During Portugal's golden age, the 15th and 16th centuries, the small Portuguese nation built an overseas empire that stretched halfway around the globe. Prince Henry the Navigator (Henrique Navegador, 1394–1460) laid the foundations of the empire. Among the leaders in overseas exploration were Bartholomeu Dias (1450?–1500), the first European to round the Cape of Good Hope; Vasco da Gama (1469–1524), who reached India and founded Portuguese India in 1498; and Pedro Alvares Cabral (1460?–1526), who took possession of Brazil for Portugal in 1500. Ferdinand Magellan (Fernão de Magalhães, 1480?–1521) led a Spanish expedition, the survivors of which were the first to sail around the world, although Magellan himself was killed after reaching the Philippines. Afonso de Albuquerque (1453–1515) was foremost among the builders of Portugal's Far Eastern empire.

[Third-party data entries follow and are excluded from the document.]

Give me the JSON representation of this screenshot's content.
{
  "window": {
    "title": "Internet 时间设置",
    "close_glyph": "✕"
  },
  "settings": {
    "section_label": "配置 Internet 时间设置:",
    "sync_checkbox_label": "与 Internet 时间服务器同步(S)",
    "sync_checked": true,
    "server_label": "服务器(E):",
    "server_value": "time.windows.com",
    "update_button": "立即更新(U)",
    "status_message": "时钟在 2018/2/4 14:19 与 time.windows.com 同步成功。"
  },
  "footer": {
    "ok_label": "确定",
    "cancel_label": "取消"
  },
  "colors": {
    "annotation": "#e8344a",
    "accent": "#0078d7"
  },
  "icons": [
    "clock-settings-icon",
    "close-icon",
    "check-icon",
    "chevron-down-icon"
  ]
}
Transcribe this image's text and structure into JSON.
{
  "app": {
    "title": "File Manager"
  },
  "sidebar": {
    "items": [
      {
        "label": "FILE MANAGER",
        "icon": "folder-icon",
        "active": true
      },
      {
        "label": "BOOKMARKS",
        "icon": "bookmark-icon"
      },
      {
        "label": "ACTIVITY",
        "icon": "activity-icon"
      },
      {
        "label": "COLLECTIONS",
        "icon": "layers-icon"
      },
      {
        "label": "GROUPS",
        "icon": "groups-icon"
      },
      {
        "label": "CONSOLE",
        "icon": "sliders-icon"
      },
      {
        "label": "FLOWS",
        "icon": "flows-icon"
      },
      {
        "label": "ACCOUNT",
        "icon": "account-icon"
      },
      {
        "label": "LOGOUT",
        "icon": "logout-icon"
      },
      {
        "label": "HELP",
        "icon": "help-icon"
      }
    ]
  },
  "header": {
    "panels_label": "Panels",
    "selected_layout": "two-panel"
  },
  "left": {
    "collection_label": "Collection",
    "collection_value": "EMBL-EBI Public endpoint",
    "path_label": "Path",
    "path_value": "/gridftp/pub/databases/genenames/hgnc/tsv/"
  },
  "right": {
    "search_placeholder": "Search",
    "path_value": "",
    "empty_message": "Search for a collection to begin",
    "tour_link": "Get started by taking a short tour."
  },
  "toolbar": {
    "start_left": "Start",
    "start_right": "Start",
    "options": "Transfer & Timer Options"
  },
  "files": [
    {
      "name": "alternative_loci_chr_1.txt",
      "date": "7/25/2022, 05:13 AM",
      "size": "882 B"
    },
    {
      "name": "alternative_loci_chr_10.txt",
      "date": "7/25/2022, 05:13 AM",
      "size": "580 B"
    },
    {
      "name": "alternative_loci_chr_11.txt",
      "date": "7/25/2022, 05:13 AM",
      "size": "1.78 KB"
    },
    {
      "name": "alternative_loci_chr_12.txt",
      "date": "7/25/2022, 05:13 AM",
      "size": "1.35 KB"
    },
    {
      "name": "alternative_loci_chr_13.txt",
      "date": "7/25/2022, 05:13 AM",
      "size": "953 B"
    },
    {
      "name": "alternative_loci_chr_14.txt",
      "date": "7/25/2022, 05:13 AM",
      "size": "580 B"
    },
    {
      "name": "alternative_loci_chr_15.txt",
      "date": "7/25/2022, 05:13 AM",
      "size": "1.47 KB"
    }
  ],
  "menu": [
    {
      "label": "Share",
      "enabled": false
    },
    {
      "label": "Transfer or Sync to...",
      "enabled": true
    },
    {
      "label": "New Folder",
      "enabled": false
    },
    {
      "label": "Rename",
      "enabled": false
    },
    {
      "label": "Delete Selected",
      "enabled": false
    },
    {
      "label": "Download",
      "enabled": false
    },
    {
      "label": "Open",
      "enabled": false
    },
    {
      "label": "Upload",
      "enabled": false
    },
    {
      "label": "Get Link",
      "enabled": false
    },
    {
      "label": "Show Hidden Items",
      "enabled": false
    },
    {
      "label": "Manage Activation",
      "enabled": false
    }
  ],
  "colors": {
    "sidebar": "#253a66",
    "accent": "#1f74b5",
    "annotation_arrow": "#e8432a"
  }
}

Famous literary figures of the golden age include the historians Diogo do Couto (1542–1616) and João de Barros (1496–1570); Portugal's greatest writer, Luis Vas de Camões (1524?–80), the author of Os Lusiadas, the Portuguese national epic, and of lyric and dramatic poetry; the dramatists Gil Vicente (1465?–1537?) and Francisco de Sá de Miranda (1482–1558); the poets Bernardim Ribeiro (1482?–1552) and Diogo Bernardes (1532?–96?); and the travel writer Fernão Mendes Pinto (1509–83). Portugal's leading painter was Nuno Gonçalves (fl.1450–80).
Among the noted Portuguese of more recent times are Sebastião José de Carvalho e Mello, marquis de Pombal (1699–1782), the celebrated prime minister of King Joseph Emanuel (José Manuel, 1715–77); the novelists Camilo Castelo Branco, viscount of Correia-Botelho (1825–90), and José Maria Eça de Queiróz (1843–1900); the poets João Baptista da Silva Leitão, viscount of Almeida-Garrett (1799–1854), Antero Tarquinio de Quental (1842–91), João de Deus Nogueira Ramos (1830–96), Teófilo Braga (1843–1924), and Abilio Manuel Guerra Junqueiro (1850–1923); the satirist José Duarte Ramalho Ortigão (1836–1915); and the painter Domingos António de Sequeira (1768–1837). António Caetano de Abreu Freire Egas Moniz (1874–1955) won the Nobel Prize in physiology in 1949. António de Oliveira Salazar (1889–1970), prime minister for more than 30 years, was Portugal's best-known modern leader. Gen. (later Marshal) António Sebastião Ribeiro de Spínola (1910–96) played a key role in the revolution of April 1974. Gen. António dos Santos Ramalho Eanes (b.1935) became president in 1976 and was reelected in 1980. The main political leaders of the late 1970s and early 1980s were the Socialist Mário Alberto Nobre Lopes Soares (b.1924), prime minister in 1976–78 and 1983–85 and became president in 1986 and was reelected in 1991; Francisco Sá Carneiro (1934–80), a leader of the Social Democratic Party and prime minister in 1979–80.